The Reinvention of Edison Thomas by Jacqueline Houtman
Publisher: Front Street, An Imprint of Boyds Mills Press, Inc
Genre: Contemporary, Inspirational
Age Recommendation: 12+
Length: Full Length (189 pgs)
Rating: 4.5 suns
Reviewed by Orchid
Science geek Eddy Thomas can invent useful devices to do anything, except solve his bully problem. Eddy Thomas can read a college physics book, but he can’t read the emotions on the faces of his classmates at Drayton Middle School. He can spend hours tinkering with an invention, but he can’t stand more than a few minutes in a noisy crowd, like the crowd at the science fair, which Eddy fails to win. When the local school crossing guard is laid off, Eddy is haunted by thoughts of the potentially disastrous consequences and invents a traffic-calming device, using parts he has scavenged from discarded machines. Eddy also discovers new friends, who appreciate his abilities and respect his unique view of the world. By trusting his real friends, Eddy uses his talents to help others and rethinks his purely mechanical definition of success.
Eddy Thomas, is an only child and a genius. Named after Thomas Edison, he prefers to be called Eddy. His mind is full of facts, figures and inventions waiting for him to find the time to take them from thoughts to reality. He leads a lonely life without any real friends. Even his parents don’t really understand how his mind works.
Eddy has problems interacting with people. He doesn’t like to be touched, and is overwhelmed by crowds and loud noises. He consistently misunderstands comments made by others, and either doesn’t reply, or says the wrong thing. To his peers this attitude makes it appear he thinks himself superior. Eddy lives so much inside his own mind that he is totally unaware how others laugh and make fun of him.
Mitch is his only friend. They met at kindergarten and have gone through school together, but has Mitch changed now they are in Middle School? Why do things always go wrong when Mitch is around? Eddy’s faith in himself is shaken when he doesn’t get first prize at the school’s science fair. Even worse, someone stuck a sign on his back and people laughed at him when he went on stage to receive his third place certificate.
His experience at the science fair makes him aware of how see him. This makes him mistrust those who genuinely offer him friendship.

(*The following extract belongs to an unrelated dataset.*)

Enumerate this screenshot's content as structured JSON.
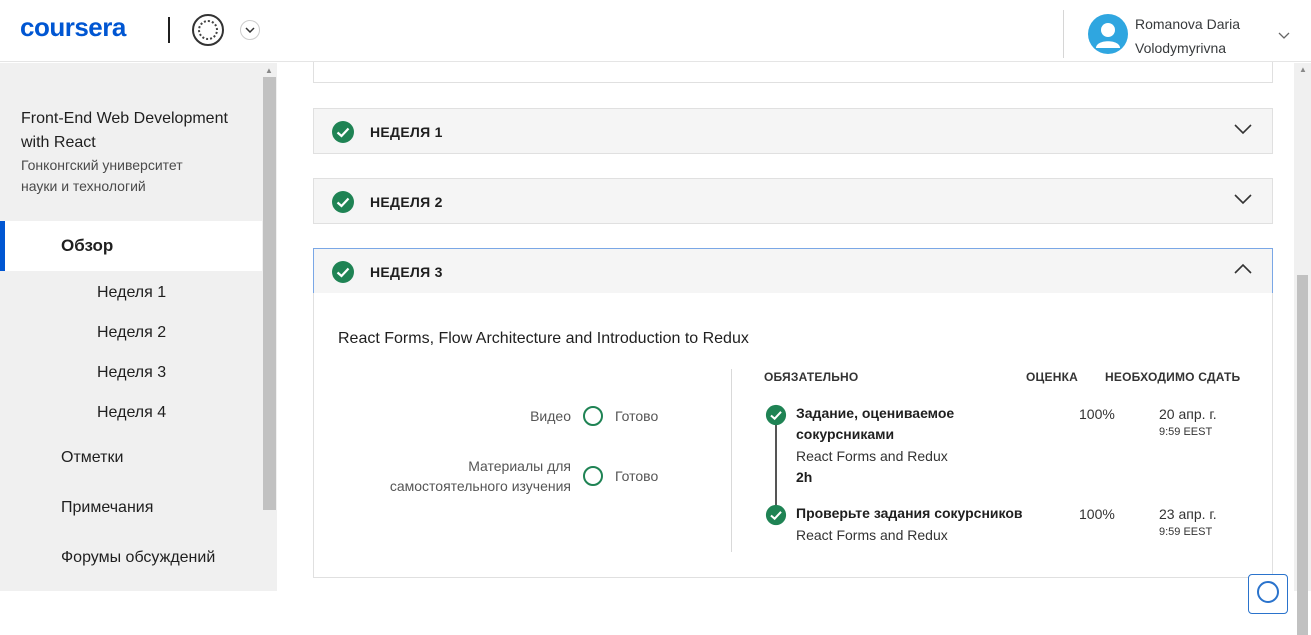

The crossing patrol man leaves and is not replaced. Eddy decides something needs to be done to make the crossing safe from speeding cars and his inventive mind gets to work. His invention proves he can put others before himself and Eddy suddenly finds himself with friends. Or are they really friends? Why would they want to help someone like him?
The Reinvention of Edison Thomas gives an insight into an intelligent child who has difficulty interacting socially with others. That doesn’t mean it preaches to the reader – it doesn’t. The story is in Eddy’s head shows how he logically goes from one point to another.
Despite his introversion Eddy is a likeable character, totally unable to see how others tease him. He just doesn’t understand their jokes and sarcasm. He thinks others work things out the same way he does, and can’t believe they just do things without due thought or having a schedule to follow.
I liked reading this book. Although not a page turner, it had that something that kept me coming back until I reached the end. Those readers with an interest in science will find something to pique their interest, but if you’re not a science fanatic, don’t worry – the facts aren’t force fed to you. The book has an inspirational touch to it and would make a pleasant read for anyone over the age of twelve.